And speaking of colour, I haven’t mentioned the “Army Painter” feature. Because of course, it’s there. And it’s not like there’s any shortage of official Clans and Chapters to begin with. There are 27 unique, official Marine chapters alone, each with their proper colour schemes and insignia. And all of the colours in the picker are listed by their official GW names, so the only thing stopping you from recreating your favourite is the lack of import feature for insignia, which is a bit of a shame, really, because my Lamenters need their checkered heart to signify the abuse they’re about to suffer.

Warhammer 40,000: Dawn of War 3 Review - A Step Away From Security 3What surprises me most of all, though is that Warhammer 40,000: Dawn of War 3 feels like a complete experience. For a game that’s passed over the Imp Guard, Chaos Marines, Necrons, Tau, Dark Eldar, and Tyranid, I don’t find it to be lacking in any way. And while I feel the ‘Nids and Tau would fit very well into the balance the game has already struck, the three-way clash between Space Marines, Eldar, and Orks is a great balance of Tactics, Technology, and Dakka respectively. And even though the campaign sheds its RPG-style approach, it’s still a suitable continuation of the tale of the Blood Ravens as led by Chapter Master Gabriel Angelos.
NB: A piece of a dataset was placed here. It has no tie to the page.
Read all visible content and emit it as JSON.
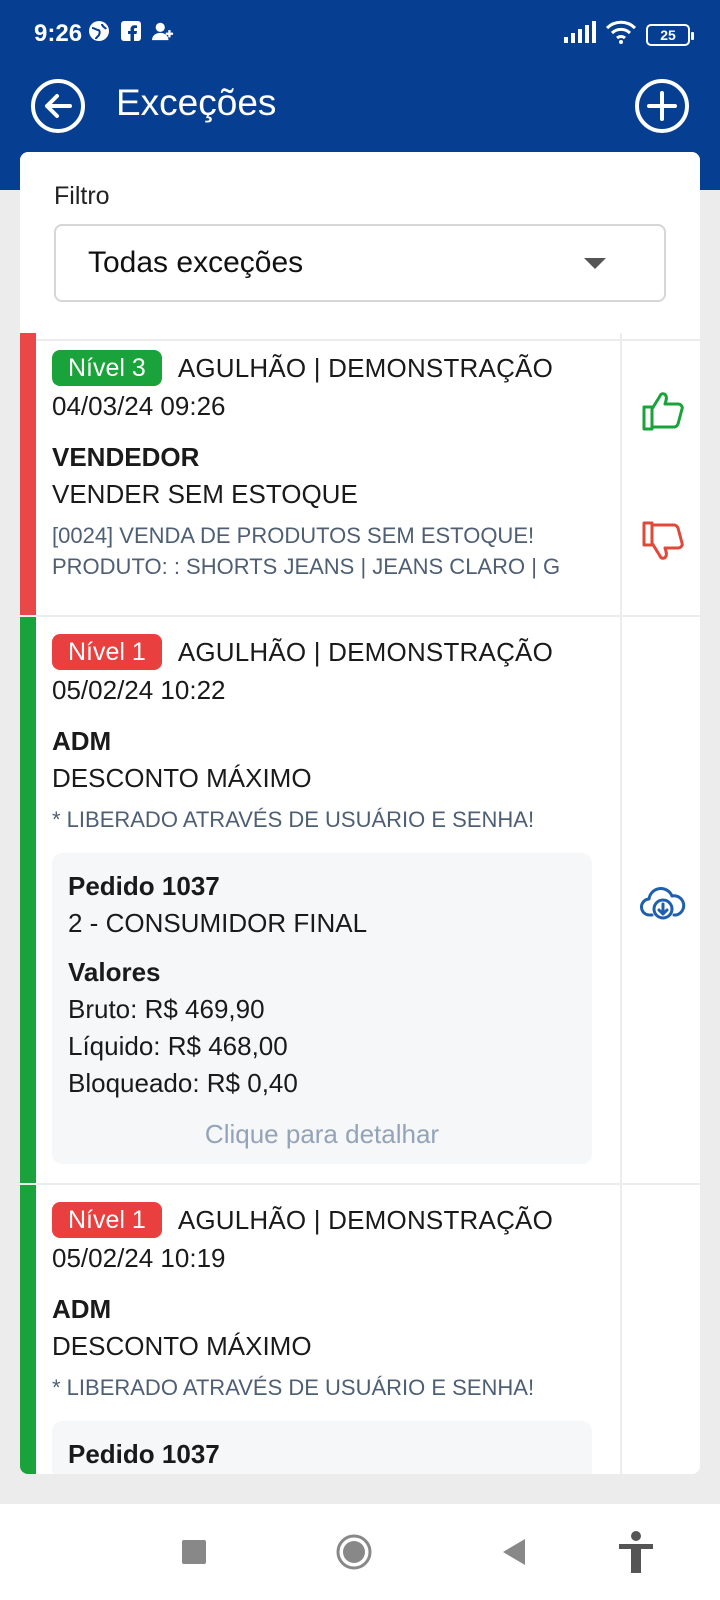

Really, then, what Relic have done here is taken a step away from security, but in doing so, they’ve also kept just ahead of expectation and mediocrity. Warhammer 40,000: Dawn of War 3 is certainly not the perfect RTS, and it will certainly disappoint at least some returning players, but it’s an excellent RTS in its own right, and one that I think is deserving of a chance. I’m confident that whatever it has lost by departing from the Tactics approach of the previous instalment will be more than made up for by the robustness it replaces it with. Surely, the Inquisitor’s eye will be ever scrutinizing of this one, but I think the franchise has been spared the order of Exterminatus for now.